### [WORK REQUEST]
Each line below either holds the string "SpringBootApplication" or doesn't. Count those that do and give only the number.

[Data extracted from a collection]
========

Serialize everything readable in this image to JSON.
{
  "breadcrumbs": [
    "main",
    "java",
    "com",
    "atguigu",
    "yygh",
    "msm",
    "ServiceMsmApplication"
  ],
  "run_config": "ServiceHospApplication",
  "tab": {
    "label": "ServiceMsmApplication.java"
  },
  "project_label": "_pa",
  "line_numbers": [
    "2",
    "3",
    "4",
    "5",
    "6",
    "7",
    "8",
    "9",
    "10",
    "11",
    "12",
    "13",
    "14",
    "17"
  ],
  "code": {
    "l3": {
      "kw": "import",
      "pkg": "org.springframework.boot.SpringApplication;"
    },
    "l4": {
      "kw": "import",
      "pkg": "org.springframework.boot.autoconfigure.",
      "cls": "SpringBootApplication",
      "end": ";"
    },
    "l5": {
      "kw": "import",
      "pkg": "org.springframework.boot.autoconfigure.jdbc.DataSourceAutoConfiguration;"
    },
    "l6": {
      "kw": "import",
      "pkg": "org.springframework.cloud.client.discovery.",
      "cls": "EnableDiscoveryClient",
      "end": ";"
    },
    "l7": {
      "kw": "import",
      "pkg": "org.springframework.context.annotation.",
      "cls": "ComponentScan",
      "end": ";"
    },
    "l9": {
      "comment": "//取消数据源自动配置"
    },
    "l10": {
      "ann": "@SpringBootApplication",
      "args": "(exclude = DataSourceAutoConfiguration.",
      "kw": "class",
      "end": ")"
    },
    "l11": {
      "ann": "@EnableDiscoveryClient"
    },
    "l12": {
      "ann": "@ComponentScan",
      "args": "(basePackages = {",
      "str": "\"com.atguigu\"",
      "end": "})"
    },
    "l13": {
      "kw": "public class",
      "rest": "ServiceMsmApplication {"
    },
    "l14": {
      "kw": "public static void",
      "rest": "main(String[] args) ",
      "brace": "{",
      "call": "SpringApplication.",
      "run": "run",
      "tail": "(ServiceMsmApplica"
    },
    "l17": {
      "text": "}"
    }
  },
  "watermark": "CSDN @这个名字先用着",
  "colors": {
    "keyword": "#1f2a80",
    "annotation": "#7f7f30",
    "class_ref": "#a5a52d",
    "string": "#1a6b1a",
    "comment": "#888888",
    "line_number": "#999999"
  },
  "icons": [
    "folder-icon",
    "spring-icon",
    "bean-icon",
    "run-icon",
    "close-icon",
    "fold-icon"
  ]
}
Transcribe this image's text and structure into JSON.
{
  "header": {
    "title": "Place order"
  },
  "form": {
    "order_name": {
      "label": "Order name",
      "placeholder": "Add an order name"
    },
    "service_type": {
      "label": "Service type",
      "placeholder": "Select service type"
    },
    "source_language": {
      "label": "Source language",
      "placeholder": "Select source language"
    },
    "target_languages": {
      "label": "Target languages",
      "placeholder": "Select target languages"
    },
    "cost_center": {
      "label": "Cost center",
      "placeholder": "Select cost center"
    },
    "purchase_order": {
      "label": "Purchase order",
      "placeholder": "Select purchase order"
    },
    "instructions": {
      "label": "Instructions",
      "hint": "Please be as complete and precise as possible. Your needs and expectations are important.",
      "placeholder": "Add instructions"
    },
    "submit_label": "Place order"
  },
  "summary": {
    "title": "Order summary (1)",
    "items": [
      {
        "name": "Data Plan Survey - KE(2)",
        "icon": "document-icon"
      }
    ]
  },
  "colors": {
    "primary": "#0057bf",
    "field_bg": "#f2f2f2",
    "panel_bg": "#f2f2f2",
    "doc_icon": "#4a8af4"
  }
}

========

### [TASK SOLUTION]
2